(April) a 48-hour jaunt for a Civil War Trust conference in Pensacola, FL,
(June) an 11-day trip built around the Civil War Trust annual conference in Chattanooga, TN including sites in Alabama, Louisiana, Mississippi, and Tennessee,
(July) the annual San Diego Comic Con trip with a sidetrip to sites in Arizona,
(August) a family reunion in The Dells, Wisconsin including sites in Ohio, Indiana, and Wisconsin,
(October) the Civil War Trust Grand Review in Fredericksburg, VA, and
(December) a two-day jaunt to New York City.
For some reason, several of my photos have been published in physical books this year which is pretty cool.
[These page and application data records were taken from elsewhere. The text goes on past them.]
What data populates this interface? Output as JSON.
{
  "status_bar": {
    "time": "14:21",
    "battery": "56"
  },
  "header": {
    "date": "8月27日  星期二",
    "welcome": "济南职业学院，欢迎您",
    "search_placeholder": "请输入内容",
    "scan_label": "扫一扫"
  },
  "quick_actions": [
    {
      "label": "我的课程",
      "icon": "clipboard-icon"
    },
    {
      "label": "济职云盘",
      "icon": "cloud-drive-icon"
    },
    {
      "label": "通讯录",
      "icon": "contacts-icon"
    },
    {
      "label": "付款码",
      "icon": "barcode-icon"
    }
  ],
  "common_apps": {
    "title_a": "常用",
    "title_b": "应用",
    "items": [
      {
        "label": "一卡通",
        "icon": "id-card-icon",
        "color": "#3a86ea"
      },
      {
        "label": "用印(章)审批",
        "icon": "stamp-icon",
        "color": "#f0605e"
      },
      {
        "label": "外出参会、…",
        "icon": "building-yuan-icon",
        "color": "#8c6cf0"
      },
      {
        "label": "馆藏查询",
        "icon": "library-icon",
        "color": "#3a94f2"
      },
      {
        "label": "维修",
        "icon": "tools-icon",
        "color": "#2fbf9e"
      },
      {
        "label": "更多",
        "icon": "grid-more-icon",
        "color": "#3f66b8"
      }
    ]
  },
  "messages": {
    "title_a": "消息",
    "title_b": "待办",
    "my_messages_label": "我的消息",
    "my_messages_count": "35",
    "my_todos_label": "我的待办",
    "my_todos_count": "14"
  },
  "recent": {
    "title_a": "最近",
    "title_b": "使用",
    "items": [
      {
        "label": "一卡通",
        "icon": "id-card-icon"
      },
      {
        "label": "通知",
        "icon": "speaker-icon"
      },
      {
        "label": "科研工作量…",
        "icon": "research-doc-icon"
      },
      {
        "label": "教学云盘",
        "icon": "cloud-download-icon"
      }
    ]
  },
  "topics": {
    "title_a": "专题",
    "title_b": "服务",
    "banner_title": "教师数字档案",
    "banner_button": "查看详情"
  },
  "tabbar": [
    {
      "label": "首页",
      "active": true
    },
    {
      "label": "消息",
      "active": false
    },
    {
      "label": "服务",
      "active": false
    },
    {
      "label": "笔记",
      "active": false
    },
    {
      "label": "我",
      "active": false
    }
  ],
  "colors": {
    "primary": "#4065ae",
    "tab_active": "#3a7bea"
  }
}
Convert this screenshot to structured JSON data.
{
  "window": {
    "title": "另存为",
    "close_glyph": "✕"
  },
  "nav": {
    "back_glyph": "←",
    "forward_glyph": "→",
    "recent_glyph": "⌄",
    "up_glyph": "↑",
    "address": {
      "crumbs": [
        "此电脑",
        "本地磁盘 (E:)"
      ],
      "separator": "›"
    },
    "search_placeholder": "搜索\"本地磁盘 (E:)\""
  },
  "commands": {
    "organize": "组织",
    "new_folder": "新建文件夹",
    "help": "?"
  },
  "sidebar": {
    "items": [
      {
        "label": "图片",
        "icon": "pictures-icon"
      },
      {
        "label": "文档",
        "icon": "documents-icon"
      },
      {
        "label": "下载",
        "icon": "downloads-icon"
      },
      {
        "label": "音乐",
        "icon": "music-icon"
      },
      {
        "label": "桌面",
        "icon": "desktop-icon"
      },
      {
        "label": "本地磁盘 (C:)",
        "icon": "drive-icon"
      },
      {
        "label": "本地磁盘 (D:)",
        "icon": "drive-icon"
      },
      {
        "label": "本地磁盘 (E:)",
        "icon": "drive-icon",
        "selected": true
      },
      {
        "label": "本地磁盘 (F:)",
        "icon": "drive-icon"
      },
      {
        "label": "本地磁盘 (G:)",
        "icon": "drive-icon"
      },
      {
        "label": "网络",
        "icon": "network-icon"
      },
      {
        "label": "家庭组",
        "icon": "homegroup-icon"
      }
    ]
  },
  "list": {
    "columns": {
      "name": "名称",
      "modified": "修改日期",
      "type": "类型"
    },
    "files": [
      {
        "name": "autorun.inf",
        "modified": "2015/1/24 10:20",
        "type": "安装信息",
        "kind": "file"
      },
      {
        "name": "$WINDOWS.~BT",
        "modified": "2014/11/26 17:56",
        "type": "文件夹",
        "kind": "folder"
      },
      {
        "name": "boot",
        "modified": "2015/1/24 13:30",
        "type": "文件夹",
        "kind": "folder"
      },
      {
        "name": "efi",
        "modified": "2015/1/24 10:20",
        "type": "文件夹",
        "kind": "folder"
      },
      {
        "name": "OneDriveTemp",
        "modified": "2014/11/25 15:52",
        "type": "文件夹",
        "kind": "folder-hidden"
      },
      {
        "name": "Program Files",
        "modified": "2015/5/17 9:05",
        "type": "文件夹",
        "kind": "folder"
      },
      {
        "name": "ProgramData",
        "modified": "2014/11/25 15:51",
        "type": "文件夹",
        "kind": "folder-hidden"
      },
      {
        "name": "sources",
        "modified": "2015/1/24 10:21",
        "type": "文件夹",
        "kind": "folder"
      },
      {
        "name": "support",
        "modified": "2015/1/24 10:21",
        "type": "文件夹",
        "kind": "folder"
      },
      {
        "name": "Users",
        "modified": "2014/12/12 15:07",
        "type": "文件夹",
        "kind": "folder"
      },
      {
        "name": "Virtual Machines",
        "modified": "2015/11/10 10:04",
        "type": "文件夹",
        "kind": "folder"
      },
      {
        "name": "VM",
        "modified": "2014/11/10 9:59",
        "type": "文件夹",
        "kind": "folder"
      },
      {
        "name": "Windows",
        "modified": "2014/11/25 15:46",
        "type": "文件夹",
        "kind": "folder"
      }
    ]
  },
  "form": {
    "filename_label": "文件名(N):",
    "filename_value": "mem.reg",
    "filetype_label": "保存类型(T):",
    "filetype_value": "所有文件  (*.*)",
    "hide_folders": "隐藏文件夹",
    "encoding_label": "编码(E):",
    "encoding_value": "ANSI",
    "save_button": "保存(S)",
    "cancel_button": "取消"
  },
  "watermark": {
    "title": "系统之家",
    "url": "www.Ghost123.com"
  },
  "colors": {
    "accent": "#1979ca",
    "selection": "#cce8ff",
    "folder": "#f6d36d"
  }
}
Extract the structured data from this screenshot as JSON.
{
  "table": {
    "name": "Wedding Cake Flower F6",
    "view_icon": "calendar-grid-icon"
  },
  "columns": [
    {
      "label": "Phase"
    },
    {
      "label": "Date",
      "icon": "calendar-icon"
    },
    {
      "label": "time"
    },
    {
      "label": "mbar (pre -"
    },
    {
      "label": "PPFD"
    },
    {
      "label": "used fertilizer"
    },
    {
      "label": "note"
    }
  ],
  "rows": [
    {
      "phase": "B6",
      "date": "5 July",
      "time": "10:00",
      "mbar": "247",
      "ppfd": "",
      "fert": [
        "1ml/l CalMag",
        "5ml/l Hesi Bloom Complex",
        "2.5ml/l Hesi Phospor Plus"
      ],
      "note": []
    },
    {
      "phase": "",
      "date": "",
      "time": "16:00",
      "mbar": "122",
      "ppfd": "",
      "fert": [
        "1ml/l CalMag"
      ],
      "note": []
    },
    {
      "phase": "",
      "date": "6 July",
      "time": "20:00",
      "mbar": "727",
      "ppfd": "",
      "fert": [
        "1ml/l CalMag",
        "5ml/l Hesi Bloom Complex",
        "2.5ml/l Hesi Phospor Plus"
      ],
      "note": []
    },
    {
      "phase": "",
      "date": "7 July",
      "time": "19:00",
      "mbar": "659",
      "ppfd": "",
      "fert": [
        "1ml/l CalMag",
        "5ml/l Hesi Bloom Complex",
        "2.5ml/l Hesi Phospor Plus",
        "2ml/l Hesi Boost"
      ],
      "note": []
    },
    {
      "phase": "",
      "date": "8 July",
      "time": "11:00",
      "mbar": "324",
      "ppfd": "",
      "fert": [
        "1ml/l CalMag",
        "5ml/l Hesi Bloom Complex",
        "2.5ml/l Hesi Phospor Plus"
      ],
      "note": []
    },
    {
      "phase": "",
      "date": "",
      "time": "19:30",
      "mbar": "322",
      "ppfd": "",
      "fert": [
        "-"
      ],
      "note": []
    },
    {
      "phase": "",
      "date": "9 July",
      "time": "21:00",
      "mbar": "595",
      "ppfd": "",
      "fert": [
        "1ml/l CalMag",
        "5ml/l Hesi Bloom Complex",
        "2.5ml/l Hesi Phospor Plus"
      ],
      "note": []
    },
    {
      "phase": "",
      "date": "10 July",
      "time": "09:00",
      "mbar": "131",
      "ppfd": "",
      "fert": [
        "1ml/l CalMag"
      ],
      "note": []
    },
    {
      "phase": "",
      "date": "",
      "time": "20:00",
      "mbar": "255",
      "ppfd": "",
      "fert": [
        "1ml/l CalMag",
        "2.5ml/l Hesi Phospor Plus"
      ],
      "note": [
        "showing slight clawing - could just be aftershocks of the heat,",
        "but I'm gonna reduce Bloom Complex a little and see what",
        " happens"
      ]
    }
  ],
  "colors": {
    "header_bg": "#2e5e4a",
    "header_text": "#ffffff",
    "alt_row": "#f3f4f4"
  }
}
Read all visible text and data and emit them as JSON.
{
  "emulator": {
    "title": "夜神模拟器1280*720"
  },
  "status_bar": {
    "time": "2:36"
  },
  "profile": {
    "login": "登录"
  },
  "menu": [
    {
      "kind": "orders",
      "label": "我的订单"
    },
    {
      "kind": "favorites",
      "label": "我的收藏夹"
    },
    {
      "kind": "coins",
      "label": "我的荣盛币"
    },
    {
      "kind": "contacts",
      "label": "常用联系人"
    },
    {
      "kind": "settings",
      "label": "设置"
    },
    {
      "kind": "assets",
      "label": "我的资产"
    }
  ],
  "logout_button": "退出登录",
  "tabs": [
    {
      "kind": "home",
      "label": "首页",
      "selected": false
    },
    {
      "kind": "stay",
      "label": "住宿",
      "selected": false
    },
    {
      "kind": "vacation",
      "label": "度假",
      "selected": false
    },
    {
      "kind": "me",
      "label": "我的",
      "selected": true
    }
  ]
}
Ones that I know about:
"Tarzan, Jungle King of Popular Culture" (David Lemmo),
"The Great Crusade: A Guide to World War I American Expeditionary Forces Battlefields and Sites" (Stephen T. Powers and Kevin Dennehy),
"The American Spirit" (David McCullough),
"Civil War Battlefields: Walking the Trails of History" (David T. Gilbert),
"The Year I Was Peter the Great: 1956 — Khrushchev, Stalin's Ghost, and a Young American in Russia" (Marvin Kalb), and
"The Judge: 26 Machiavellian Lessons" (Ron Collins and David Skover).
Number of photos taken this year: just below 560,000.